Oak- and annual grass-dominated rangelands in California occupy 7.4 million acres, often occurring at the state's urban, wildland and agricultural interface. Rapidly changing land uses in these ecosystems have watershed-scale impacts that are the subject of intense debate among policy-makers, environmentalists and landowners. Watershed research conducted at the UC Hopland Research and Extension Center (HREC) between the 1950s and 1980s provided valuable information for predicting the effects of watershed management activities — such as converting oak and chaparral to grasslands — on water quantity and quality, slope stability and erosion. The research illustrated that conversion from woodland to grassland significantly impacts the hydrology and sediment dynamics of watersheds, suggesting that land-use changes such as vineyards and urban expansion must be evaluated carefully. Preliminary data from a new series of watershed studies initiated at HREC in 1998 indicate that livestock grazing does not significantly increase nutrient and sediment levels in stream water, but that current fecal coliform standards may be exceeded during storm events.

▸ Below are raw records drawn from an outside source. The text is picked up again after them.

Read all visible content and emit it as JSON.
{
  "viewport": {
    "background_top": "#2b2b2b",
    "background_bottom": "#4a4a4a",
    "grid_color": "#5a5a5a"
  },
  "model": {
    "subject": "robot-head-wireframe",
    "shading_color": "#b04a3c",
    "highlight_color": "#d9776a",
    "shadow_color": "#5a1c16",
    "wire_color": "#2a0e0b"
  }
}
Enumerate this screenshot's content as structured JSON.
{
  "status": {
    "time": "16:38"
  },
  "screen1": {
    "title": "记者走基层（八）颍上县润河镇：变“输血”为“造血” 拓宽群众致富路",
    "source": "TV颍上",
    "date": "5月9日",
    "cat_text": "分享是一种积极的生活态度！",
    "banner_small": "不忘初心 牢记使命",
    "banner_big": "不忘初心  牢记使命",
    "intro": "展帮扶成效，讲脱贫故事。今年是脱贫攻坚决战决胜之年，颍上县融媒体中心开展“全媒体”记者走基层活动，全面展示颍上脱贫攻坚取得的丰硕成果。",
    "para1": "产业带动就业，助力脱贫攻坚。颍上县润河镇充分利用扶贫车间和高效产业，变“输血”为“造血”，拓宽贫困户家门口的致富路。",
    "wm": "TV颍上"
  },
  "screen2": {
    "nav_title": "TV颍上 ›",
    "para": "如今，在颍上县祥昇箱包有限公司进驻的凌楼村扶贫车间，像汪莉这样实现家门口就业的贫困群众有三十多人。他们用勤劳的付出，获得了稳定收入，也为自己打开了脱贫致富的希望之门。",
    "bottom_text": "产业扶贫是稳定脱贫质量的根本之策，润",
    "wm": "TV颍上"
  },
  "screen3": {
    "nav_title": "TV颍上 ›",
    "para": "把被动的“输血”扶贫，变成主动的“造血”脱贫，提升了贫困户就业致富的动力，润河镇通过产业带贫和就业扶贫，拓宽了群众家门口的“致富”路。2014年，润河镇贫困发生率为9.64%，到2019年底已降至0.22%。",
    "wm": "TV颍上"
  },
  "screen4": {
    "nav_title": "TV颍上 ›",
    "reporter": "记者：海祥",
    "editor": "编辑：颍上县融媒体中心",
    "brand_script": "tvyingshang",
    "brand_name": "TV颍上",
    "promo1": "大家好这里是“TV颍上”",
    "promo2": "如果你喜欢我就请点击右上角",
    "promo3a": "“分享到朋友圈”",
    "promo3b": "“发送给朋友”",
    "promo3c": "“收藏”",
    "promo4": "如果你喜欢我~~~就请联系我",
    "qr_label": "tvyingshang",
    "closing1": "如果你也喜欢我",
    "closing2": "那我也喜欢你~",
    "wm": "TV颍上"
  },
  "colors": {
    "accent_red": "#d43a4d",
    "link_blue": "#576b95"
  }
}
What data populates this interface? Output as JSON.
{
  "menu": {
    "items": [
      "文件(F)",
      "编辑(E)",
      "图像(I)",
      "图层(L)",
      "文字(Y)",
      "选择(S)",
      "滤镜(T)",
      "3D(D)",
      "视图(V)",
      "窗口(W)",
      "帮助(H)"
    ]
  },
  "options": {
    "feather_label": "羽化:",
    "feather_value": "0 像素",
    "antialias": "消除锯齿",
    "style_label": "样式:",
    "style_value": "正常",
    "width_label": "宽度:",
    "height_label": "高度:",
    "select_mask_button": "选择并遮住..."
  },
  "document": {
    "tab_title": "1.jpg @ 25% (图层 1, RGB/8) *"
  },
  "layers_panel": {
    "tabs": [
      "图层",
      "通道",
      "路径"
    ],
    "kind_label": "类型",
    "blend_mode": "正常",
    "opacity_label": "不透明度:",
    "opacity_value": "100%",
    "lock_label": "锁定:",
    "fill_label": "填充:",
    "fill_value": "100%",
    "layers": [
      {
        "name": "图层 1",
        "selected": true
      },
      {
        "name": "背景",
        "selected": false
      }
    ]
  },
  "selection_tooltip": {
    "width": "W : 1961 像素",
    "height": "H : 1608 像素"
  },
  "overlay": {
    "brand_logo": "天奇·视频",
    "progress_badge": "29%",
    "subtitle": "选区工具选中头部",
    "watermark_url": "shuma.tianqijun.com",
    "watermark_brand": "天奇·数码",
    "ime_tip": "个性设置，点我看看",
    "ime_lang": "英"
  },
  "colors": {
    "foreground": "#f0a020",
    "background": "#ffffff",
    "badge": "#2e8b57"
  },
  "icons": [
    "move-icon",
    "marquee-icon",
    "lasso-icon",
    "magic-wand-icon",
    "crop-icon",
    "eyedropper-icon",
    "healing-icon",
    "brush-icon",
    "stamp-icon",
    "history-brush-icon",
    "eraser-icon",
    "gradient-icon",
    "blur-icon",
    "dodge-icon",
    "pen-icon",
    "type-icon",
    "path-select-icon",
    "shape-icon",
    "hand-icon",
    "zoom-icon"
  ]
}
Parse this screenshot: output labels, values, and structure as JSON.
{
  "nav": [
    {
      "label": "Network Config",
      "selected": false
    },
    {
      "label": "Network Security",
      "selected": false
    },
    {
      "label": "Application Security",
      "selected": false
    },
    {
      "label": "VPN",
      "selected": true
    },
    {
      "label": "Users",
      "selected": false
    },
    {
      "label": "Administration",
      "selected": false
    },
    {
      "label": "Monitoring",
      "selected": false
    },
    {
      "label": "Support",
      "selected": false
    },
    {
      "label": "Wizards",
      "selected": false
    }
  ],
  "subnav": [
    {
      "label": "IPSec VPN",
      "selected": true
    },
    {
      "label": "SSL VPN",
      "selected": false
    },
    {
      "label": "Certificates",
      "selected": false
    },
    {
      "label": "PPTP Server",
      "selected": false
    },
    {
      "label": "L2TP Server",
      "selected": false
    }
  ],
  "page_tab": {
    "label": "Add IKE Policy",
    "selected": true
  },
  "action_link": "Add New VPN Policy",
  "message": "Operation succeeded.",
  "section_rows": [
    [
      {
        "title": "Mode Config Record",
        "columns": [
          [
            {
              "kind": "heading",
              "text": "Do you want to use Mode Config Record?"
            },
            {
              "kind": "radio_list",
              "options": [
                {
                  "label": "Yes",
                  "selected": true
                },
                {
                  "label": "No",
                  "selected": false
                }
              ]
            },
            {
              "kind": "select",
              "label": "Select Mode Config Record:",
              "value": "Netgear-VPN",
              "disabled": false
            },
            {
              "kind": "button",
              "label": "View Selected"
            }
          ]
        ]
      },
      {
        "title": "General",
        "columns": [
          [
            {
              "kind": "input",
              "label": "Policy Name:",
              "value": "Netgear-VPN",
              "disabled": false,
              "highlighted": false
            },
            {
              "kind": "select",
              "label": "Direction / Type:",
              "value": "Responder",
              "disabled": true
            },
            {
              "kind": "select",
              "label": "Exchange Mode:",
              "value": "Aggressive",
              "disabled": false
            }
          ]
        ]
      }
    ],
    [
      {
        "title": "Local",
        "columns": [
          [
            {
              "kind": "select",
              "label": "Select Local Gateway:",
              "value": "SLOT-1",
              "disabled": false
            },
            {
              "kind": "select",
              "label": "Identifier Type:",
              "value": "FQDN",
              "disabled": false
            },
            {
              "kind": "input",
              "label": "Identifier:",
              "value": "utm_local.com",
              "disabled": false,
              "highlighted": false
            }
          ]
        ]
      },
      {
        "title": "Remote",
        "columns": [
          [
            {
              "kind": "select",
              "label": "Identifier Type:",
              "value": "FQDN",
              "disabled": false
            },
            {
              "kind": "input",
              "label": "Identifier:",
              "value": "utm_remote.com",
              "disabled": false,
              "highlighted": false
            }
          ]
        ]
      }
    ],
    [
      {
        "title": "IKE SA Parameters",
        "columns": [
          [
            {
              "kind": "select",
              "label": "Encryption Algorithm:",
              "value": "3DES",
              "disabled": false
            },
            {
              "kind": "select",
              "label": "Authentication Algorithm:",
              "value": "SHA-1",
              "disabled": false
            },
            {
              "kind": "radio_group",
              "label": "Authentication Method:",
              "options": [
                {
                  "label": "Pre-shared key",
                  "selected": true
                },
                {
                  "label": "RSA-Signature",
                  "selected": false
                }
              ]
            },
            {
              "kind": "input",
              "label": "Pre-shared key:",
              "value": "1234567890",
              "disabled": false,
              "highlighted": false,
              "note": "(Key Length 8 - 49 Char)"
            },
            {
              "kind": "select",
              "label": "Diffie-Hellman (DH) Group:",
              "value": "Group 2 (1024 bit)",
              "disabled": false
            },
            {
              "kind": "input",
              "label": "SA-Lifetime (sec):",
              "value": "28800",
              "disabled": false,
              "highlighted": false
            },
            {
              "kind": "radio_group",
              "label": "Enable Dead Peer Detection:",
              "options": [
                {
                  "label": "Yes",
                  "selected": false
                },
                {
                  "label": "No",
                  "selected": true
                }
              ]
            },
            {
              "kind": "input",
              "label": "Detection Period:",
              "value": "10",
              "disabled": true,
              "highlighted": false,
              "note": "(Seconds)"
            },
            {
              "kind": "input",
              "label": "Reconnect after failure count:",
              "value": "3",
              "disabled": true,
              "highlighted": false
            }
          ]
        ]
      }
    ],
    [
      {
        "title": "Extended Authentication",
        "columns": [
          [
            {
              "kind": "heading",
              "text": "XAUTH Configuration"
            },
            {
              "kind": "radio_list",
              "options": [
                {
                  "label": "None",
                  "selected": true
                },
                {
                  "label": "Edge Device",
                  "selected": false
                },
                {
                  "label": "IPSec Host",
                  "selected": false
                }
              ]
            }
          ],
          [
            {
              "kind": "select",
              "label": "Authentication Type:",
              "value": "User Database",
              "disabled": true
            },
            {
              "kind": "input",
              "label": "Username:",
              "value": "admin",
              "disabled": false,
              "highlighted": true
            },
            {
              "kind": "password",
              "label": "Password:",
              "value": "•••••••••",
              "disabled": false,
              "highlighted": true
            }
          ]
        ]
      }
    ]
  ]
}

Bosch JM, Hewlett JD. A review of catchment experiments to determine the effect of vegetation changes on water yield and evapotranspiration. J Hydrol. 1982. 55:2-23. https://doi.org/10.1016/0022-1694(82)90117-2
Burgy RH. Hydroiogical Studies and Watershed Management on Brushlands. Annu Rep No 8 to Calif Dept Water Resources and UC Water Resources Ctr 1968. 22.
Burgy RH, Papazifiriou ZG. Effects of vegetation management on slope stability, Hopland Experimental Watershed II at Hopland Field Sta. Abstr for Water Resources Ctr Adv Council Meeting. 1971a. 10.
Burgy RH, Papazifiriou ZG. Vegetative management and water yield relationships. Proc. 3rd Intern Seminar for Hydrology Professors. Purdue Univ 1971b. pp.315-31.
Burgy RH, Pomeroy CR. Interception losses in grassy vegetation. Trans Amer Geophysical Union. 1958. 39:1095-100.
Murphy AH. Watershed management increases rangeiand productivity. Cal Ag. 1976. 30(7):16-21.
Also in this issue:Activity levels of genetically manipulated and wild strains of Metaseiulus occidentalis (Nesbitt) (Acarina: Phytoseiidae) compared as a method to assay quality
UC Research and Extension Centers: Statewide system provides local answers to local needs
Hopland celebrates 50 years of rangeland research
European grapes tested in North Coast vineyards
Research on animal-borne parasites and pathogens helps prevent human disease
Sheep research offers alternatives to improve production
Callipyge meat a tough sell
Is there a sire-dam interaction in sperm fertilizing potential?
Sheep-killing coyotes a continuing dilemma for ranchers
Targeting alphas can make coyote control more effective and socially acceptable
Agroforestry is promising for previously cleared hardwood rangelands
Monitoring shows vegetation change at multiple scales
Carefully timed burning can control barb goatgrass
Animals and fungi can affect goatgrass establishment
Plant species provide vital ecosystem functions for sustainable agriculture, rangeland management and restoration
Australian varieties improve pasture in long-term annual legume trials